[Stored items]
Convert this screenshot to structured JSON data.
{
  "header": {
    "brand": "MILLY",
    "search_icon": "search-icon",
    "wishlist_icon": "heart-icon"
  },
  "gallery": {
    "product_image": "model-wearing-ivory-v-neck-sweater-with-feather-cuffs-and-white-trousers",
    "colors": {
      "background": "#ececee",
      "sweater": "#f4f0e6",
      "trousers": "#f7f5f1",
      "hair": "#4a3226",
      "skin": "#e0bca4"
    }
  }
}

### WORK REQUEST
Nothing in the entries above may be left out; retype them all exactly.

### ANSWER BOX
Convert this screenshot to structured JSON data.
{
  "header": {
    "brand": "MILLY",
    "search_icon": "search-icon",
    "wishlist_icon": "heart-icon"
  },
  "gallery": {
    "product_image": "model-wearing-ivory-v-neck-sweater-with-feather-cuffs-and-white-trousers",
    "colors": {
      "background": "#ececee",
      "sweater": "#f4f0e6",
      "trousers": "#f7f5f1",
      "hair": "#4a3226",
      "skin": "#e0bca4"
    }
  }
}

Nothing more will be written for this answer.